§ Exercise description: Work through the entries below and report how many lines include "value". The number alone is the answer.

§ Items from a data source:
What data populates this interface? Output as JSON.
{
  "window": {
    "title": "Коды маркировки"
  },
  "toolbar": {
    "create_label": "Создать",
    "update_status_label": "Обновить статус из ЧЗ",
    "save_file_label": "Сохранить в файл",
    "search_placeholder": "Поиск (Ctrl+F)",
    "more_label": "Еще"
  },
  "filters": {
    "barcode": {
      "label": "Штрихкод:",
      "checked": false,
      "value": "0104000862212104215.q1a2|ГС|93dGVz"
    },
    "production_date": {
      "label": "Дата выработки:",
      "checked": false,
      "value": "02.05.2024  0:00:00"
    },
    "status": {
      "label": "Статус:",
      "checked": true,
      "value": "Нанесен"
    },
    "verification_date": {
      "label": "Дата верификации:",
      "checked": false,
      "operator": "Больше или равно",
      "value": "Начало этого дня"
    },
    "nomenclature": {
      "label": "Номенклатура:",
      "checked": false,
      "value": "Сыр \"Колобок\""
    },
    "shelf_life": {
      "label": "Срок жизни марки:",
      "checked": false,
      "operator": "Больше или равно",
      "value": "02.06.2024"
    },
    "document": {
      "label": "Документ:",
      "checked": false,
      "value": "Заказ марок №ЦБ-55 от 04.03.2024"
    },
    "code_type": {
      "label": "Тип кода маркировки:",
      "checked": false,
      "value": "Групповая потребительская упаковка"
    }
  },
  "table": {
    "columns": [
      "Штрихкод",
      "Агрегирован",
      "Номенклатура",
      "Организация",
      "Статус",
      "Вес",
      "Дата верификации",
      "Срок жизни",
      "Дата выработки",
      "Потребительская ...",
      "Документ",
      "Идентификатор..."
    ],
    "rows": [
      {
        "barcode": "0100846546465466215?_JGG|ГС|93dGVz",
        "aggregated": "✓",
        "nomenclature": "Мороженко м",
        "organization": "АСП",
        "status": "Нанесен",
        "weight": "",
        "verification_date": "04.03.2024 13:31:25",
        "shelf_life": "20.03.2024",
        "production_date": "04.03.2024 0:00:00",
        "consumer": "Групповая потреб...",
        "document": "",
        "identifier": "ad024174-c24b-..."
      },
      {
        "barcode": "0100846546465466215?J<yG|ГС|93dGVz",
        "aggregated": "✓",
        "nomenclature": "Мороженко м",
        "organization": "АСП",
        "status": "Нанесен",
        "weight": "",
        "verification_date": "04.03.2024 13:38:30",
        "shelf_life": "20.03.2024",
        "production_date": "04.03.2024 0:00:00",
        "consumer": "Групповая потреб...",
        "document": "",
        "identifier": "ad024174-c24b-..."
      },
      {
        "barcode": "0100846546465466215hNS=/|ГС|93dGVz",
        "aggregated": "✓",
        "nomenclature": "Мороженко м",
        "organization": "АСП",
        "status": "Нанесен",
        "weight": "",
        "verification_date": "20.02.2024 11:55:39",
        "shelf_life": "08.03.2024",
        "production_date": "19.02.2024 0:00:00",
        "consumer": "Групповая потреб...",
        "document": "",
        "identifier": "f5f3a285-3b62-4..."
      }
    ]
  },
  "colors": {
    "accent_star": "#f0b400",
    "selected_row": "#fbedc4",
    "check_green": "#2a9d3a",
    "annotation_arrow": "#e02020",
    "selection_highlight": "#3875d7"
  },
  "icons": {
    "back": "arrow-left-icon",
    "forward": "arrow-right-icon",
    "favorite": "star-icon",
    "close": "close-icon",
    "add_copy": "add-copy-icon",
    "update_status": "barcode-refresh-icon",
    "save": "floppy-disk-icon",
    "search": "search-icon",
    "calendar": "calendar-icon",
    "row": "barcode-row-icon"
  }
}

§ Exercise solution: 8